Preckwinkle wrote to Schubert, asking that he grant KOCO an 18-month extension. (Schubert did not respond to Preckwinkle's letter.) "I asked for the extension so I could have time to gauge the attitude of residents in Kenwood to the proposal," says Preckwinkle. "I'm a supporter of low- and moderate-income housing, but I also believe residents should have a say in these matters."
On August 14 she convened a meeting so that KOCO could officially present its plan to the community. At first the meeting consisted of a dry recitation of building measurements and floor plans. Then Doug Gills, KOCO's deputy director, took the floor. "This is about race and class," he said. "Do [the plan's opponents] want all poor people off the lake? What are their motives for being against KOCO? I say it's time they stand up for what's really on their minds."
At least two dozen residents--blacks as well as whites--answered Gills. "That's a smear," said McDermott. "We are not an evil, racist community. We are a good community. We have a lot of subsidized housing. Kenwood is one of the only integrated communities in the city. We appeal to KOCO to go back to the drawing board and come back with a better plan. If you can't do that, get out of the way and let some other developer in who can do a better job."
Ten days later Preckwinkle sided with the Kenwood Open House Committee. "I'm asking that Housing not extend the deadline," she said. "The project does not have community support, and it's obvious no compromise can be reached."
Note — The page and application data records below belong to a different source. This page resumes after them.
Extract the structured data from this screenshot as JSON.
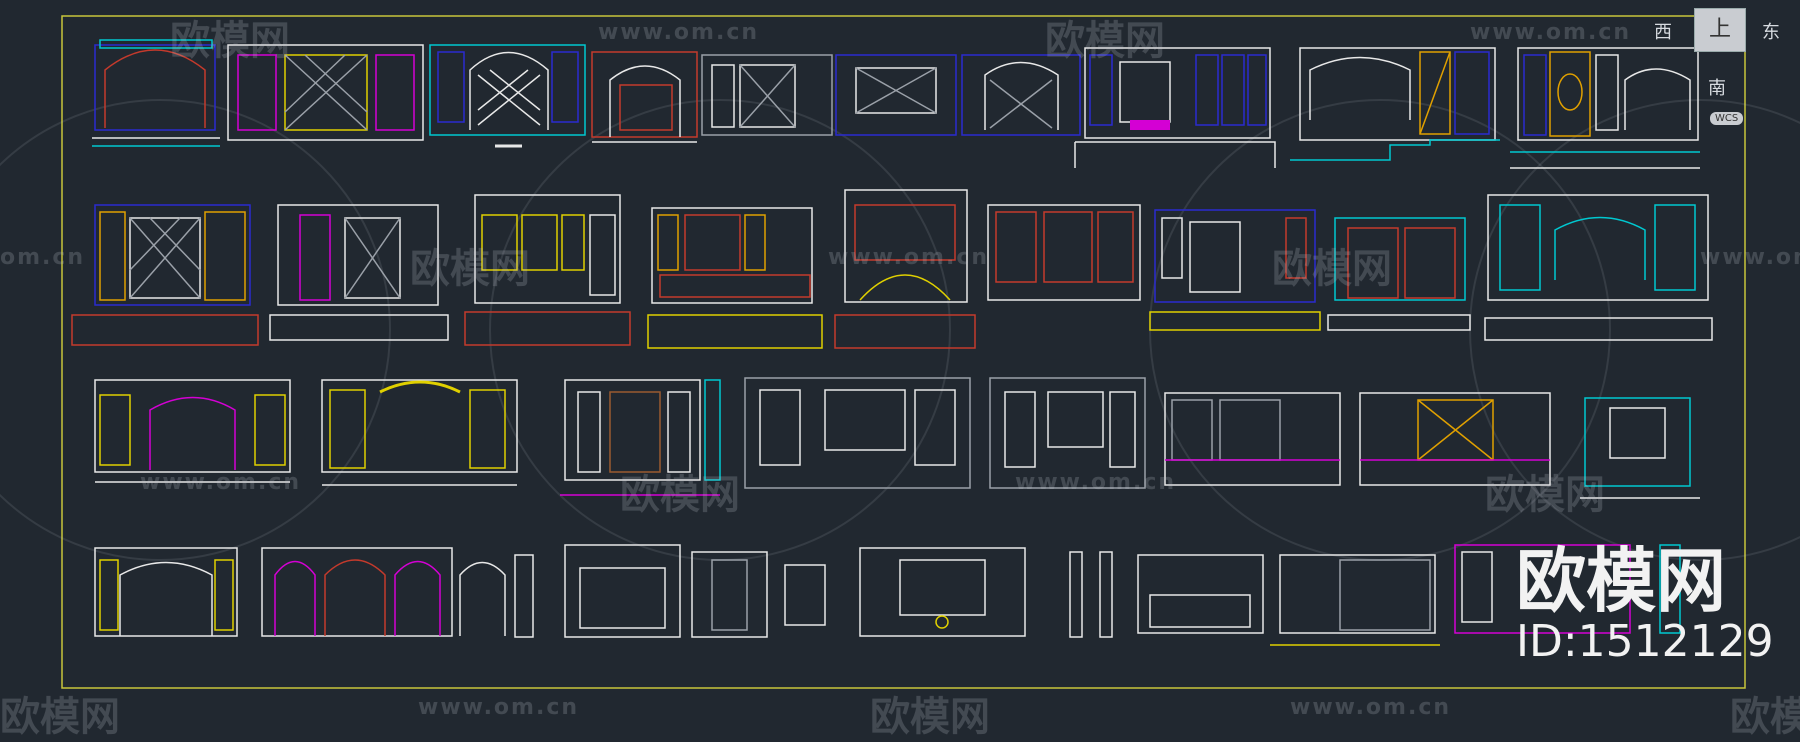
{
  "watermark": {
    "logo_text": "欧模网",
    "url_text": "www.om.cn",
    "url_text_short": "om.cn"
  },
  "viewcube": {
    "top": "上",
    "west": "西",
    "east": "东",
    "south": "南",
    "wcs": "WCS"
  },
  "brand": {
    "logo": "欧模网",
    "id": "ID:1512129"
  },
  "colors": {
    "background": "#212830",
    "frame": "#d4d23a",
    "white": "#e8e8e8",
    "red": "#c43a2c",
    "blue": "#2a2ad0",
    "magenta": "#d400d4",
    "cyan": "#00c8d0",
    "yellow": "#e0d000",
    "green": "#20c020",
    "gray": "#9aa0a8"
  }
}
Without Preckwinkle's support, most observers figure the matter's closed (particularly now that KOCO's two-year deadline has passed). But Lucas concedes nothing. "The only reason we missed our construction deadline is because the city delayed action on our plan," he says. "They can't take our deed away. If they don't like that, they can see us in court. I don't care what McDermott or anyone else says--this game is far from over."
Art accompanying story in printed newspaper (not available in this archive): photo/Lloyd DeGrane.